Fool me once, shame on you. Fool me twice…:
On the morning July 7, Alabama’s Chilton County employees notified the local IT team that their computers were running sluggish and some of the applications looked different. In an effort to shut down a suspected ransomware data breach, the county closed its doors to the public last Wednesday, July 8.
The county’s Tag Division is still closed and the online system is still deactivated because of the breach. The State of Alabama is issuing no penalties on tag renewals and purchases between March and July until at least July 31.
Chilton County Tag Division’s commission chairman, Joseph Parnell, released this statement:
“On Tuesday, July 7, 2020 Chilton County officials and their information technology team detected a Ransomware cyber incident on the County’s information system. The incident has caused a temporary disruption to the County’s computer records systems including the tag office and probate court records. Persons needing services provided by our various departments should check with the clerks in the particular department before coming to the courthouse to ensure that needed records are accessible.
The County Commission sincerely apologizes for any inconvenience this disruption may cause but it must take appropriate measures to protect the County’s information and data before restoring the computers to normal service.
This incident is being thoroughly investigated by the County’s legal counsel and technology experts who have taken immediate and appropriate actions to reinforce existing security measures and to mitigate its potential impact, as well as determining its origins. Investigations are ongoing to understand if any specific data was targeted.
The County has contacted the relevant regulatory authorities and the data protection authorities including the Alabama Attorney General’s Office and the FBI.”
Parnell later told the Clanton Advisorthat the county does have a cyber policy in place and has hired a New York firm to assess the IT system. This situation is ongoing. According to the State of Email Security Report by Mimecast, 32% of the public sector says ransomware has impacted their operations in the past 12 months.

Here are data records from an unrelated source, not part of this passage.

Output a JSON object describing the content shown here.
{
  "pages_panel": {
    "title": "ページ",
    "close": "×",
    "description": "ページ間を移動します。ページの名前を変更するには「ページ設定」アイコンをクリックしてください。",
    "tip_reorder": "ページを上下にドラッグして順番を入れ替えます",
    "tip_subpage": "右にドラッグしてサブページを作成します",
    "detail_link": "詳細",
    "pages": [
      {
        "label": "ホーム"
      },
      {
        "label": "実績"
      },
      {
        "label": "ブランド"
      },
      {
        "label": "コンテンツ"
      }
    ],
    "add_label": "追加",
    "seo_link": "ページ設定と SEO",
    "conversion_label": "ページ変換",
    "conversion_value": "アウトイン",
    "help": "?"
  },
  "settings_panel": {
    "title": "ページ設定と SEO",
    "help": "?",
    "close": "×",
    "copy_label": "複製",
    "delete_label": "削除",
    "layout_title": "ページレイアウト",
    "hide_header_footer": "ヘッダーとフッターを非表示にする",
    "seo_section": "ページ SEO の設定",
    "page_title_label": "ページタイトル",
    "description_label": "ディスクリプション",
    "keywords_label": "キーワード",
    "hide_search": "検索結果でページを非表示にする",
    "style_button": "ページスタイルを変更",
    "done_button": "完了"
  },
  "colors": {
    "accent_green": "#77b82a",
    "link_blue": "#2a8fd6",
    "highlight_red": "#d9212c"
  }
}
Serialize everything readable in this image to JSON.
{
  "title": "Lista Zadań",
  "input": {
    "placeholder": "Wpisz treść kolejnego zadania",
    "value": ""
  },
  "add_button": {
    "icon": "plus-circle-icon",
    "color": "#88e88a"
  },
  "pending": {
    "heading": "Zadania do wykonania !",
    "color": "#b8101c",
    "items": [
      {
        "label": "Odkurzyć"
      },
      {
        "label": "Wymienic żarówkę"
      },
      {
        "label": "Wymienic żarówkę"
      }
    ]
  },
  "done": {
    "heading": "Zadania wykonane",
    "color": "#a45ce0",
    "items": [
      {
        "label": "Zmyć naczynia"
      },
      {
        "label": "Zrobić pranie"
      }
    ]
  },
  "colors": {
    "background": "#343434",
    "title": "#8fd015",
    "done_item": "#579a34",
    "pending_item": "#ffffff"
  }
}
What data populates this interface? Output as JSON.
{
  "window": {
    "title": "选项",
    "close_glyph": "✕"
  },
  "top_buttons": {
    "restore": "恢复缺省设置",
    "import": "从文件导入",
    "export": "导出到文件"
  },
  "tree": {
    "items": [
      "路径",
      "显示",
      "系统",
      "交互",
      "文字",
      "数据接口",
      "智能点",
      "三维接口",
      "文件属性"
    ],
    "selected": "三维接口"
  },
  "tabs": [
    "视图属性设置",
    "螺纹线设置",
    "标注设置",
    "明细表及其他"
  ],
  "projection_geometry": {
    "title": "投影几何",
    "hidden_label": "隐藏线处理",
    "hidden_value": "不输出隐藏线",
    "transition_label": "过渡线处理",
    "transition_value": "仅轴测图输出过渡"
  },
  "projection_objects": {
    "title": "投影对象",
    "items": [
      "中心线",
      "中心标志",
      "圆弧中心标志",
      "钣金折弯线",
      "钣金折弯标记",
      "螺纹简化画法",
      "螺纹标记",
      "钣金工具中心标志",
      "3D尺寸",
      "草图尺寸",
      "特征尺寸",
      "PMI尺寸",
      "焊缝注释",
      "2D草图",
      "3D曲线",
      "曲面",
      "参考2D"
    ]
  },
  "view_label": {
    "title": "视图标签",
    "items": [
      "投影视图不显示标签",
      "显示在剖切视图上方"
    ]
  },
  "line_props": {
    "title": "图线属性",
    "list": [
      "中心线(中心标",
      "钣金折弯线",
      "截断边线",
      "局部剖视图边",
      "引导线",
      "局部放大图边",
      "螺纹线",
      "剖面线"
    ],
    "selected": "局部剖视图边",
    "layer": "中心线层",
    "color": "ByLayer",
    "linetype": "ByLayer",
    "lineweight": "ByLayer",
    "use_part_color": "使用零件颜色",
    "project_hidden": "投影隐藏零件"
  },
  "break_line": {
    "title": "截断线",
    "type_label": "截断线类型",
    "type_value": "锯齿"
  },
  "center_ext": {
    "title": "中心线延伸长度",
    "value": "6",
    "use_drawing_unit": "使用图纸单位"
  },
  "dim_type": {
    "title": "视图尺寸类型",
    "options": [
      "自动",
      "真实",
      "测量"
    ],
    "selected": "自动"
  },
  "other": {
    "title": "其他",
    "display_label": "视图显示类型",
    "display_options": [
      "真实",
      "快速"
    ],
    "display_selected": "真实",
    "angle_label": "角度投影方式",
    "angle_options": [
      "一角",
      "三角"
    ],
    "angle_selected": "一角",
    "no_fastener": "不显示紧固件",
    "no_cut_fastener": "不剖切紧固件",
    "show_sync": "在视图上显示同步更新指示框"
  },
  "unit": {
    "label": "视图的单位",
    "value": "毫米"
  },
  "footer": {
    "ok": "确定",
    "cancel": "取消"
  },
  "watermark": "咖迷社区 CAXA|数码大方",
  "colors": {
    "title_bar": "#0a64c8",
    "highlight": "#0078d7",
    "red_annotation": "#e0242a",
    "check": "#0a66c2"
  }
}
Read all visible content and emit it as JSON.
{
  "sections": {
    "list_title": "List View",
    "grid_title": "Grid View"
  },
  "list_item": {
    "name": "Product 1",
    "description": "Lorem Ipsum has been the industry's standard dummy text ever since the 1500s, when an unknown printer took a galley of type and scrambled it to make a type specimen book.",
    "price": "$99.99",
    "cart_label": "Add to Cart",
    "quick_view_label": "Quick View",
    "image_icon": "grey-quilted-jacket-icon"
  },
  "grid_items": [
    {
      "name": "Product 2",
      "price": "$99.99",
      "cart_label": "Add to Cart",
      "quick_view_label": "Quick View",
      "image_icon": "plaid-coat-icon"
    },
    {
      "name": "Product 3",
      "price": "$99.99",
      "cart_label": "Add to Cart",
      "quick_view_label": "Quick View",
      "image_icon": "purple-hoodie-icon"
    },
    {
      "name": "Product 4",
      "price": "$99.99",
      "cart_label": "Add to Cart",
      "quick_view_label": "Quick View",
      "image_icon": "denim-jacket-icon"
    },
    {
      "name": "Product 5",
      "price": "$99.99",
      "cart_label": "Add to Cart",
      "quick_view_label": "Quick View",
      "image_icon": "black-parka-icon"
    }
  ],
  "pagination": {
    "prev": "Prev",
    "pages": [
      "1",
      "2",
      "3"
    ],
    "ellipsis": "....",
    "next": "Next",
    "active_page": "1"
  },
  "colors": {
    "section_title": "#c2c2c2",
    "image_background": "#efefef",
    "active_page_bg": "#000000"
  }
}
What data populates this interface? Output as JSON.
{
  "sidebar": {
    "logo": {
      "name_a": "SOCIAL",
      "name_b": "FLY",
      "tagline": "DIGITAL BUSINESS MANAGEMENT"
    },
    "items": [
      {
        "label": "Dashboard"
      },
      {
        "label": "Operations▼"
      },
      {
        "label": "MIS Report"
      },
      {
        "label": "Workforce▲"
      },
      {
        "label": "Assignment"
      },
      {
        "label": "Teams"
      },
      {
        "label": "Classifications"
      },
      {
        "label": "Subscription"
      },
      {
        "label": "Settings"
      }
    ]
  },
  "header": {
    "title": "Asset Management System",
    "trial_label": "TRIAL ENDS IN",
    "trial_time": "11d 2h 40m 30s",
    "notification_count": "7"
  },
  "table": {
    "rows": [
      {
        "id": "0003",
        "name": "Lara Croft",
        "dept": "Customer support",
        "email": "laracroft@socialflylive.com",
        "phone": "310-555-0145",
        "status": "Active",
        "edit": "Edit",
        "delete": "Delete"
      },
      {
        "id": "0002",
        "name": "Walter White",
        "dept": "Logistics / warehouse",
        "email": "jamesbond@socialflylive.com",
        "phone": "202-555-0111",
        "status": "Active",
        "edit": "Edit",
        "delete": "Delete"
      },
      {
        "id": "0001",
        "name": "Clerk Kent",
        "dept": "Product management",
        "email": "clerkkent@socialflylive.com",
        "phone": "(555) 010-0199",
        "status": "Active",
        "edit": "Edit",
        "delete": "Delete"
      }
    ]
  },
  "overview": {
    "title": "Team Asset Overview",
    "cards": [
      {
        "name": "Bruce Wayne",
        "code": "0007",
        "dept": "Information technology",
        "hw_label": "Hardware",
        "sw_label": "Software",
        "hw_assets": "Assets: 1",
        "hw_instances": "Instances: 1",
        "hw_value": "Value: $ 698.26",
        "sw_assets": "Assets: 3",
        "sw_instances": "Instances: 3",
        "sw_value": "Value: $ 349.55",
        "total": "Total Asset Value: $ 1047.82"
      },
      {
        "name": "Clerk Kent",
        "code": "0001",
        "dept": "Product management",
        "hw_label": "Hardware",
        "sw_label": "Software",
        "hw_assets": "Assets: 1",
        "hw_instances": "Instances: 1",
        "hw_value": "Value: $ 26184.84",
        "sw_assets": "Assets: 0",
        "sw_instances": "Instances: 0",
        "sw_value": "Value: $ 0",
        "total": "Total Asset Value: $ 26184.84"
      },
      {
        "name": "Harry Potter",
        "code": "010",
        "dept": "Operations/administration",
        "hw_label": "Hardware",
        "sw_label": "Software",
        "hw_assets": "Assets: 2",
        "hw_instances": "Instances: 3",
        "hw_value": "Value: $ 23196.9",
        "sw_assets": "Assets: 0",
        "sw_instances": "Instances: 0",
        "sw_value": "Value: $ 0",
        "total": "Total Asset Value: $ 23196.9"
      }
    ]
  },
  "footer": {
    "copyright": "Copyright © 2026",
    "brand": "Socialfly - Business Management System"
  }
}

Two to three days is the average length of downtime, with 9% of those attacked suffering from downtimes a week or longer.
Interestingly, on June 10, Florence, Alabama was also hit with a ransomware attack. After hiring a security firm to negotiate the ransom, the ask was dropped from 38 bitcoin to 30 bitcoin—or about $291,000. The ransom was paid. Whether or not to pay a ransom can be a tricky call to make.